There are also implications for citizens. The SDG agenda has given us hope that the UN can agree! Yes, if member states push harder and are nudged and urged by global citizens, they can agree on issues that seem impossible. Citizens have also known that they can engage with power, high power. With over 7 million votes, MY World Survey of global citizens has seen the highest number of ordinary citizen engagement with the UN. This means that there is a possibility of greater accountability by citizens over the coming years.
Whether the SDG Goals are finally adopted or not, the process has shifted power relations and ambitions in the world that will never tilt back.
The Global development and political axis has changed, forever. Governments have seen that there is power in one voice, power in persistence, power in staying principled, power in not succumbing to threats. The UN has experimented and found that it can agree on areas that they have considered taboo for decades. States and regions have seen that they can plan and dream about the future, and that future does not depend on donors or on the nod of other perceived powerful allies.
Civil society have learned that beyond projects and funding there are structural barriers that if implemented twenty years ago, would have rendered the MDGs too simple to pursue as goals. They have learnt that collaborations can shift powers in ways never seen before. On peace and security the world has learnt that this is not just about non-violence or absence of conflict, it is the heart of development itself. Citizens have seen that they can believe and push the giant United Nations out of inertia.
If you have engaged in the SDG agenda and it has not transformed your thinking about your own potential, power and the ability to shift the world, then perhaps you are the reason we have been static for so long!

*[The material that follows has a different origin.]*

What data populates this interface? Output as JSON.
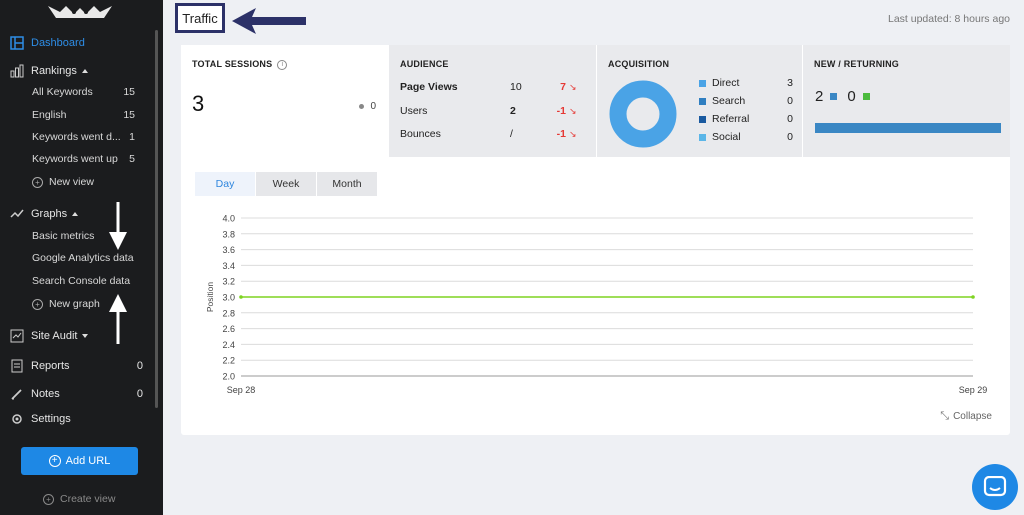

Paul Okumu Heads the Secretariat of the Africa Platform (ACP), a Pan African Platform working with societies, governments and businesses to rebuild the Social contract and re-establish the society as the source of state legitimacy and the final. He has engaged and written extensively on the post-2015/SDG process and was among the first two Global CSO leaders to be selected to address the inaugural engagement of the UN High Level Panel on post-2015. Paul sits on the Global UNDP Civil Society Advisory Committee, the UNDP Regional Program Advisory Board for Africa